This tale comes from today’s Sunday Express as well as Jihad Watch (which took the story from the Express), and it’s a bit confusing. Apparently a government-funded hotline in the Netherlands has said it’s basically okay for callers (or posters) to call for the death of gays if they’re Muslims; after all, that’s what the Qur’an tell them. (Calling for the death of gays is a crime if you’re not a Muslim.)
As the Express reports:
In a shocking move, the taxpayer-funded hotline said it would not pursue a criminal complaint over horrific messages from radical Islamists because the Koran says gay people can be killed.
The disgraceful stance came to light when a member of the public complained about death threats posted to an online forum which called for homosexuals to be “burned, decapitated and slaughtered”.
Dutch MPs today reacted with horror to the revelations, demanding an immediate inquiry into the remarks and calling for the hotline to be stripped of public funding.
This is the disgusting part (my emphasis):
According to Dutch media advisors from the anti-discrimination bureau MiND said that, while homophobic abuse was usually a crime, it was justifiable if you were Muslim due to laws on freedom of religious expression.
They argued that the Koran says it is acceptable to kill people for being homosexual, and so death threats towards gay people from Muslims could not be discriminatory.
In a jaw-dropping email explaining why they could not take up the complaint, they wrote: “The remarks must be seen in the context of religious beliefs in Islam, which juridically takes away the insulting character.”
They concluded that the remarks were made in “the context of a public debate about how to interpret the Quran” and added that “some Muslims understand from the Quran that gays should be killed”.
And they went on: “In the context of religious expression that exists in the Netherlands there is a large degree of freedom of expression. In addition, the expressions are used in the context of the public debate (how to interpret the Koran), which also removes the offending character.”
The death threats had been made in the comments section for an article about a Dutch-Moroccan gay society, which had been posted to an online platform for Holland’s large Moroccan community.
What I’m not sure about in the above is the connection between the hotline (i.e., a telephone service) and the online platform. What is clear is that the Qur’an, as well as the hadith and surah, often characterize homosexuality as a crime (e.g., Qur’an 7:80-84, 4:16. hadith of Abi Dawud 4448, hadith of Sahih Bukhari 72:774). Further, at least in Muslim-majority countries, the majority of believers see homosexuality as immoral.
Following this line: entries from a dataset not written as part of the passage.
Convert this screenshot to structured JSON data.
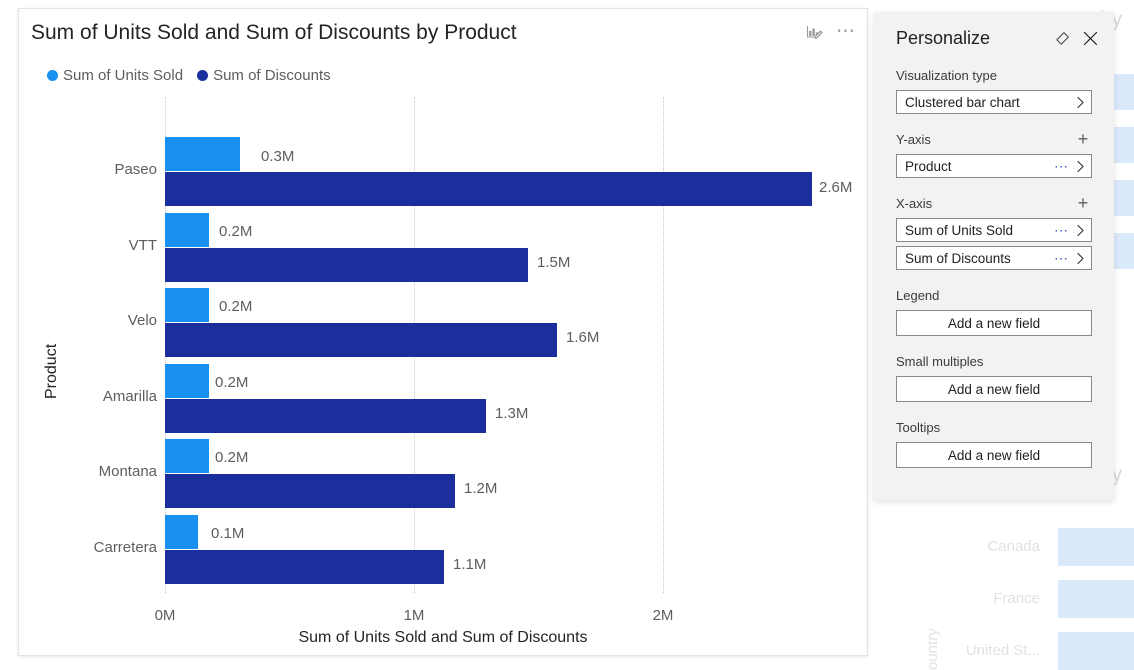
{
  "visual": {
    "title": "Sum of Units Sold and Sum of Discounts by Product",
    "personalize_icon": "personalize-visual-icon",
    "more_options_icon": "more-options-ellipsis-icon"
  },
  "chart_data": {
    "type": "bar",
    "title": "Sum of Units Sold and Sum of Discounts by Product",
    "orientation": "horizontal",
    "categories": [
      "Paseo",
      "VTT",
      "Velo",
      "Amarilla",
      "Montana",
      "Carretera"
    ],
    "series": [
      {
        "name": "Sum of Units Sold",
        "color": "#1890F0",
        "values": [
          0.3,
          0.2,
          0.2,
          0.2,
          0.2,
          0.1
        ],
        "labels": [
          "0.3M",
          "0.2M",
          "0.2M",
          "0.2M",
          "0.2M",
          "0.1M"
        ]
      },
      {
        "name": "Sum of Discounts",
        "color": "#1A2E9E",
        "values": [
          2.6,
          1.5,
          1.6,
          1.3,
          1.2,
          1.1
        ],
        "labels": [
          "2.6M",
          "1.5M",
          "1.6M",
          "1.3M",
          "1.2M",
          "1.1M"
        ]
      }
    ],
    "xlabel": "Sum of Units Sold and Sum of Discounts",
    "ylabel": "Product",
    "xticks": [
      "0M",
      "1M",
      "2M"
    ],
    "xtick_values": [
      0,
      1,
      2
    ],
    "xlim": [
      0,
      2.82
    ],
    "grid": "vertical-dotted",
    "legend": [
      "Sum of Units Sold",
      "Sum of Discounts"
    ],
    "legend_position": "top-left"
  },
  "personalize": {
    "title": "Personalize",
    "reset_icon": "eraser-reset-icon",
    "close_icon": "close-x-icon",
    "groups": [
      {
        "label": "Visualization type",
        "has_add": false,
        "fields": [
          {
            "text": "Clustered bar chart",
            "dots": false
          }
        ]
      },
      {
        "label": "Y-axis",
        "has_add": true,
        "fields": [
          {
            "text": "Product",
            "dots": true
          }
        ]
      },
      {
        "label": "X-axis",
        "has_add": true,
        "fields": [
          {
            "text": "Sum of Units Sold",
            "dots": true
          },
          {
            "text": "Sum of Discounts",
            "dots": true
          }
        ]
      },
      {
        "label": "Legend",
        "has_add": false,
        "add_field_label": "Add a new field"
      },
      {
        "label": "Small multiples",
        "has_add": false,
        "add_field_label": "Add a new field"
      },
      {
        "label": "Tooltips",
        "has_add": false,
        "add_field_label": "Add a new field"
      }
    ]
  },
  "background": {
    "title_fragment_top": "by",
    "title_fragment_mid": "by",
    "axis_title": "ountry",
    "categories": [
      "Canada",
      "France",
      "United St..."
    ]
  }
}
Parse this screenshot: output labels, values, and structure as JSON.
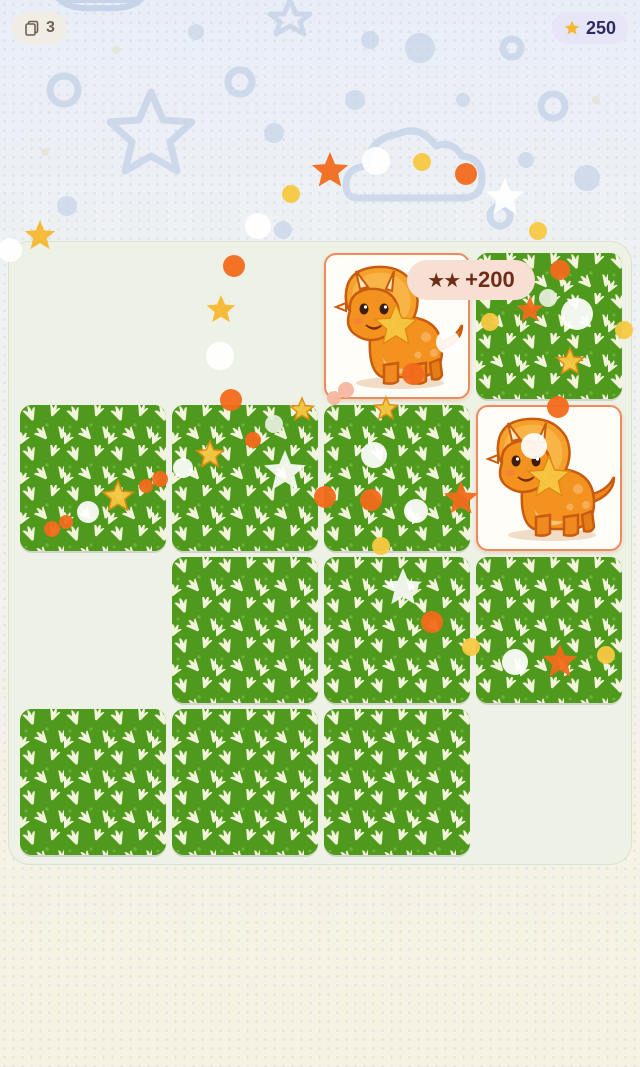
{
  "hud": {
    "cards_icon": "cards-icon",
    "cards_count": "3",
    "score_icon": "star-icon",
    "score": "250"
  },
  "board": {
    "rows": 4,
    "cols": 4,
    "tiles": [
      {
        "state": "empty"
      },
      {
        "state": "empty"
      },
      {
        "state": "face",
        "creature": "triceratops"
      },
      {
        "state": "back"
      },
      {
        "state": "back"
      },
      {
        "state": "back"
      },
      {
        "state": "back"
      },
      {
        "state": "face",
        "creature": "triceratops"
      },
      {
        "state": "empty"
      },
      {
        "state": "back"
      },
      {
        "state": "back"
      },
      {
        "state": "back"
      },
      {
        "state": "back"
      },
      {
        "state": "back"
      },
      {
        "state": "back"
      },
      {
        "state": "empty"
      }
    ]
  },
  "match_popup": {
    "stars": "★★",
    "points": "+200"
  },
  "colors": {
    "tile_back": "#4f9a1c",
    "footprint": "#f3f4dc",
    "face_border": "#ee8a5d",
    "accent_orange": "#f26a1b",
    "accent_gold": "#f7b731",
    "score_text": "#2c2c63"
  }
}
In the Pew survey of Muslims in 2013, for example, in 33 of the 36 countries surveyed, more than 3/4 of Muslims saw homosexuality as immoral, and in all countries more than 2/3 of believers saw it as immoral:
One would hope these views would disappear when Muslims move to the West, but in Britain, a much higher frequency of Muslims than non-Muslims want homosexual behavior criminalized. As the Guardian reported in April:
. . . when asked to what extent [British Muslims] agreed or disagreed that homosexuality should be legal in Britain, 18% said they agreed and 52% said they disagreed, compared with 5% among the public at large who disagreed. Almost half (47%) said they did not agree that it was acceptable for a gay person to become a teacher, compared with 14% of the general population.
. . . The polling was commissioned by Channel 4 for a documentary, What British Muslims Really Think, which is due to be broadcast on Wednesday presented by Phillips.
Speaking on BBC Radio 4’s Today programme, he said: “On specific issues – families, sexuality, gender, attitudes towards Jews and on questions of violence and terrorism – the centre of gravity of British Muslim opinion is some distance away from the centre of gravity of everyone else’s opinion.
“One in six Muslims say they would like to live more separately, a quarter would like to live under sharia law. It means that as a society we have a group of people who basically do not want to participate in the way that other people [do].
“What we also found is that there is a correspondence between this desire to live separately and sympathy for terrorism. People who want to live separately are about twice as likely to say that they have sympathy for terrorist acts. Anybody, including most people in the Muslim community, would find that extremely worrying.”
But as people like Glenn Greenwald and C. J. W*rl*m*n tell us, this has nothing to do with the tenets of Islam: it’s all about marginalization and anti-Muslim bigotry. How that leads to demonizing gays and oppressing women, however, is beyond me.
Europe is in a bind, caught between liberal sentiments on one side and the popularity of right-wingers like Marine Le Pen (and the entire Polish government) on the other. But what is clear is that there’s a problem of a religious subgroup having regressive values substantially different from that of the non-Muslim citizens of European countries. By ignoring the issue of harmful tenets of Islam, we leave the right-wingers as the only ones to address the problem. As with Trump’s calls for Muslim bans, the right goes to unconscionable extremes, but extrememes that can appeal even to progressives. My liberal Muslim friend Asra Nomani, for instance, announced in The Washington Post that she voted for Donald Trump. (I am in deep pain from that article.)
Many of the tenets of Islam are reprehensible, but because they’re held by “people of color” (even though many Muslims are Caucasian), to criticize them is seen as racism.